Task to carry out:
Repeat the data exactly. Pictures stay out.

Start of Records to process

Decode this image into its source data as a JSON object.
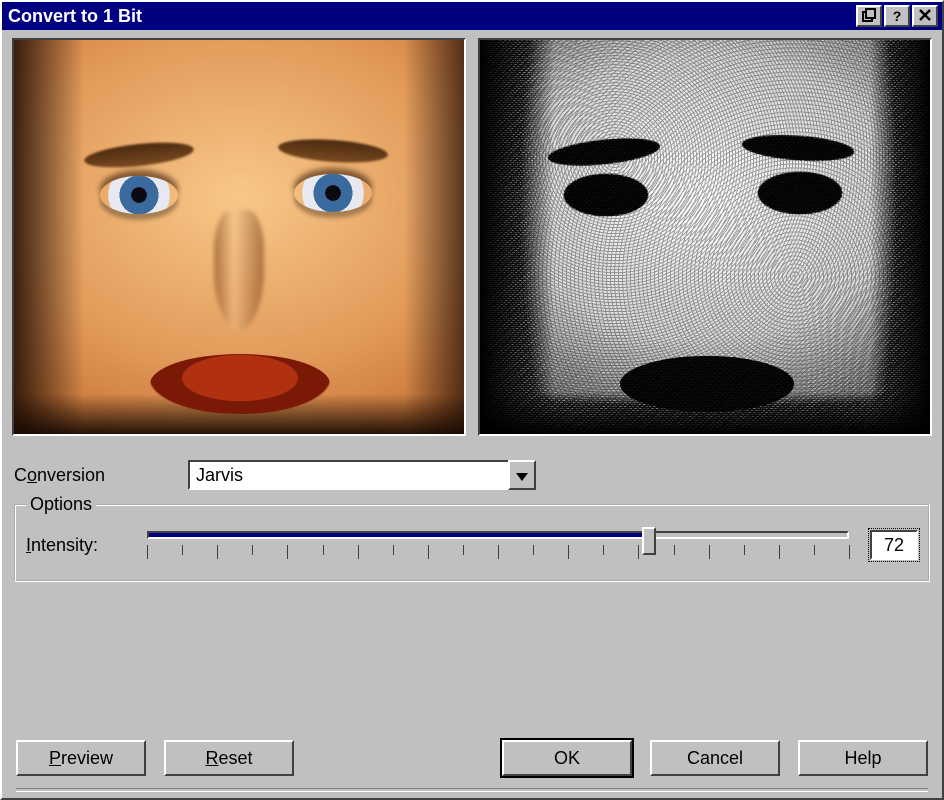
{
  "window": {
    "title": "Convert to 1 Bit"
  },
  "preview": {
    "left_kind": "original-color-image",
    "right_kind": "dithered-1bit-image"
  },
  "conversion": {
    "label_pre": "C",
    "label_ul": "o",
    "label_post": "nversion",
    "selected": "Jarvis"
  },
  "options": {
    "legend": "Options",
    "intensity": {
      "label_ul": "I",
      "label_post": "ntensity:",
      "value": "72",
      "min": 0,
      "max": 100,
      "percent": 72
    }
  },
  "buttons": {
    "preview": {
      "ul": "P",
      "rest": "review"
    },
    "reset": {
      "ul": "R",
      "rest": "eset"
    },
    "ok": "OK",
    "cancel": "Cancel",
    "help": "Help"
  }
}
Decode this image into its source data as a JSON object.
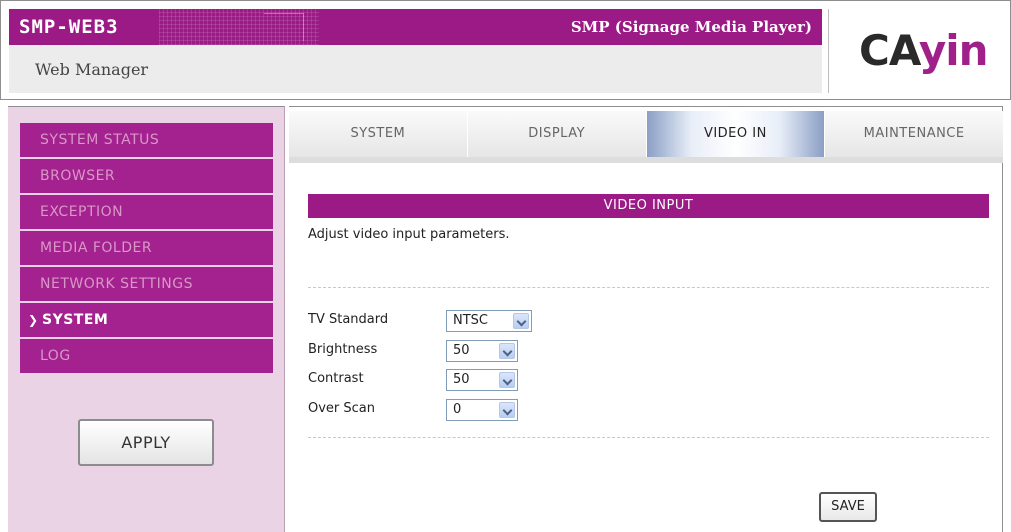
{
  "header": {
    "product_name": "SMP-WEB3",
    "product_description": "SMP (Signage Media Player)",
    "subtitle": "Web Manager",
    "logo": {
      "part1": "CA",
      "part2": "yin"
    }
  },
  "sidebar": {
    "items": [
      {
        "label": "SYSTEM STATUS",
        "active": false
      },
      {
        "label": "BROWSER",
        "active": false
      },
      {
        "label": "EXCEPTION",
        "active": false
      },
      {
        "label": "MEDIA FOLDER",
        "active": false
      },
      {
        "label": "NETWORK SETTINGS",
        "active": false
      },
      {
        "label": "SYSTEM",
        "active": true
      },
      {
        "label": "LOG",
        "active": false
      }
    ],
    "apply_label": "APPLY"
  },
  "tabs": [
    {
      "label": "SYSTEM",
      "active": false
    },
    {
      "label": "DISPLAY",
      "active": false
    },
    {
      "label": "VIDEO IN",
      "active": true
    },
    {
      "label": "MAINTENANCE",
      "active": false
    }
  ],
  "section": {
    "title": "VIDEO INPUT",
    "description": "Adjust video input parameters."
  },
  "form": {
    "tv_standard": {
      "label": "TV Standard",
      "value": "NTSC"
    },
    "brightness": {
      "label": "Brightness",
      "value": "50"
    },
    "contrast": {
      "label": "Contrast",
      "value": "50"
    },
    "over_scan": {
      "label": "Over Scan",
      "value": "0"
    }
  },
  "save_label": "SAVE",
  "colors": {
    "brand_purple": "#9b1a86",
    "sidebar_bg": "#e9d3e5",
    "inactive_menu_text": "#d997c7"
  }
}
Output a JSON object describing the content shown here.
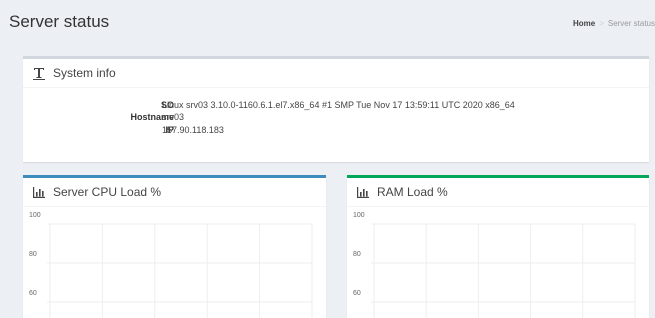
{
  "header": {
    "title": "Server status",
    "breadcrumb_home": "Home",
    "breadcrumb_current": "Server status"
  },
  "system_info": {
    "title": "System info",
    "icon": "text-icon",
    "rows": [
      {
        "label": "SO",
        "value": "Linux srv03 3.10.0-1160.6.1.el7.x86_64 #1 SMP Tue Nov 17 13:59:11 UTC 2020 x86_64"
      },
      {
        "label": "Hostname",
        "value": "srv03"
      },
      {
        "label": "IP",
        "value": "157.90.118.183"
      }
    ]
  },
  "cpu_panel": {
    "title": "Server CPU Load %",
    "icon": "bar-chart-icon",
    "accent": "#3c8dbc"
  },
  "ram_panel": {
    "title": "RAM Load %",
    "icon": "bar-chart-icon",
    "accent": "#00a65a"
  },
  "chart_data": [
    {
      "type": "line",
      "title": "Server CPU Load %",
      "yticks": [
        100,
        80,
        60
      ],
      "series": []
    },
    {
      "type": "line",
      "title": "RAM Load %",
      "yticks": [
        100,
        80,
        60
      ],
      "series": []
    }
  ]
}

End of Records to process

Result of the exercise:
Decode this image into its source data as a JSON object.
{
  "window": {
    "title": "Convert to 1 Bit"
  },
  "preview": {
    "left_kind": "original-color-image",
    "right_kind": "dithered-1bit-image"
  },
  "conversion": {
    "label_pre": "C",
    "label_ul": "o",
    "label_post": "nversion",
    "selected": "Jarvis"
  },
  "options": {
    "legend": "Options",
    "intensity": {
      "label_ul": "I",
      "label_post": "ntensity:",
      "value": "72",
      "min": 0,
      "max": 100,
      "percent": 72
    }
  },
  "buttons": {
    "preview": {
      "ul": "P",
      "rest": "review"
    },
    "reset": {
      "ul": "R",
      "rest": "eset"
    },
    "ok": "OK",
    "cancel": "Cancel",
    "help": "Help"
  }
}
Decode this image into its source data as a JSON object.
{
  "header": {
    "product_name": "SMP-WEB3",
    "product_description": "SMP (Signage Media Player)",
    "subtitle": "Web Manager",
    "logo": {
      "part1": "CA",
      "part2": "yin"
    }
  },
  "sidebar": {
    "items": [
      {
        "label": "SYSTEM STATUS",
        "active": false
      },
      {
        "label": "BROWSER",
        "active": false
      },
      {
        "label": "EXCEPTION",
        "active": false
      },
      {
        "label": "MEDIA FOLDER",
        "active": false
      },
      {
        "label": "NETWORK SETTINGS",
        "active": false
      },
      {
        "label": "SYSTEM",
        "active": true
      },
      {
        "label": "LOG",
        "active": false
      }
    ],
    "apply_label": "APPLY"
  },
  "tabs": [
    {
      "label": "SYSTEM",
      "active": false
    },
    {
      "label": "DISPLAY",
      "active": false
    },
    {
      "label": "VIDEO IN",
      "active": true
    },
    {
      "label": "MAINTENANCE",
      "active": false
    }
  ],
  "section": {
    "title": "VIDEO INPUT",
    "description": "Adjust video input parameters."
  },
  "form": {
    "tv_standard": {
      "label": "TV Standard",
      "value": "NTSC"
    },
    "brightness": {
      "label": "Brightness",
      "value": "50"
    },
    "contrast": {
      "label": "Contrast",
      "value": "50"
    },
    "over_scan": {
      "label": "Over Scan",
      "value": "0"
    }
  },
  "save_label": "SAVE",
  "colors": {
    "brand_purple": "#9b1a86",
    "sidebar_bg": "#e9d3e5",
    "inactive_menu_text": "#d997c7"
  }
}
Output a JSON object describing the content shown here.
{
  "header": {
    "title": "Server status",
    "breadcrumb_home": "Home",
    "breadcrumb_current": "Server status"
  },
  "system_info": {
    "title": "System info",
    "icon": "text-icon",
    "rows": [
      {
        "label": "SO",
        "value": "Linux srv03 3.10.0-1160.6.1.el7.x86_64 #1 SMP Tue Nov 17 13:59:11 UTC 2020 x86_64"
      },
      {
        "label": "Hostname",
        "value": "srv03"
      },
      {
        "label": "IP",
        "value": "157.90.118.183"
      }
    ]
  },
  "cpu_panel": {
    "title": "Server CPU Load %",
    "icon": "bar-chart-icon",
    "accent": "#3c8dbc"
  },
  "ram_panel": {
    "title": "RAM Load %",
    "icon": "bar-chart-icon",
    "accent": "#00a65a"
  },
  "chart_data": [
    {
      "type": "line",
      "title": "Server CPU Load %",
      "yticks": [
        100,
        80,
        60
      ],
      "series": []
    },
    {
      "type": "line",
      "title": "RAM Load %",
      "yticks": [
        100,
        80,
        60
      ],
      "series": []
    }
  ]
}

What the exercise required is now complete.